Music:  Trust in the Lord

The Ark of Your Hearts

Tuesday, February 19, 2019

Readings: http://www.usccb.org/bible/readings/021919.cfm

duck
Sent to me this morning by my beautiful niece in Atlanta where they are having rain

Today, in Mercy, and for the next few days we have the story of Noah. It’s both a terrifying and delightful story. 

It is frightening to think of the earth inundated by flood, all Creation wiped out because of the Creator’s disappointment! 

But it is delightful to think of these thousands of animal couples, holding hands, paws, fins or tentacles and skipping into Noah’s big boat.

In this passage, the writer imbues God with the same emotions and responses we have when our project fails mightily. We crumple it up, press delete, throw it in the garbage disposal, or smash it on the ground. In Genesis, God decides to “erase by flood”.

Despite the woeful drama, the story is filled with hope. God has not completely given up. He just wants to start over again.

Throughout the voluminous rest of scripture, God starts over with us innumerable times. Think of the Prodigal Son, the Adulterous Woman, Joseph and his Brothers.  Forgiveness and new beginnings are the story of our relationship with a God Who loves us too much to let us fail.

So, if your faith life is a little stormy just now, take refuge in the “ark of your heart” – your trust, hope and faith in God. Pray for fairer weather and believe that God will send it. Ask for the eyes to recognize it when it comes.

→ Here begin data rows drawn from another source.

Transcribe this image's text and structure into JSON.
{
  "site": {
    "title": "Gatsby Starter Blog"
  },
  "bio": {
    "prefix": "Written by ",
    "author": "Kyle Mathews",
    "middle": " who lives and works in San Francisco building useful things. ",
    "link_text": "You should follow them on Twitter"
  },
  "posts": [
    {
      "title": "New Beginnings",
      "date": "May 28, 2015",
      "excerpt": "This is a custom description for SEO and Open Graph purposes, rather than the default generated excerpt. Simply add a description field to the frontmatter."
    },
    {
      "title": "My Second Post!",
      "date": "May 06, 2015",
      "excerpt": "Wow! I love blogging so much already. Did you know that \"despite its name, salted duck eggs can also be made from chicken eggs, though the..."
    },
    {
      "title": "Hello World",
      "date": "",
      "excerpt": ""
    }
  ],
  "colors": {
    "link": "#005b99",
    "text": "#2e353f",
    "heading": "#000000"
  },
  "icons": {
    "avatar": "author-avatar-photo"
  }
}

Music: Eye of the Storm ~ Ryan Stevenson (a little bit country, but the message works)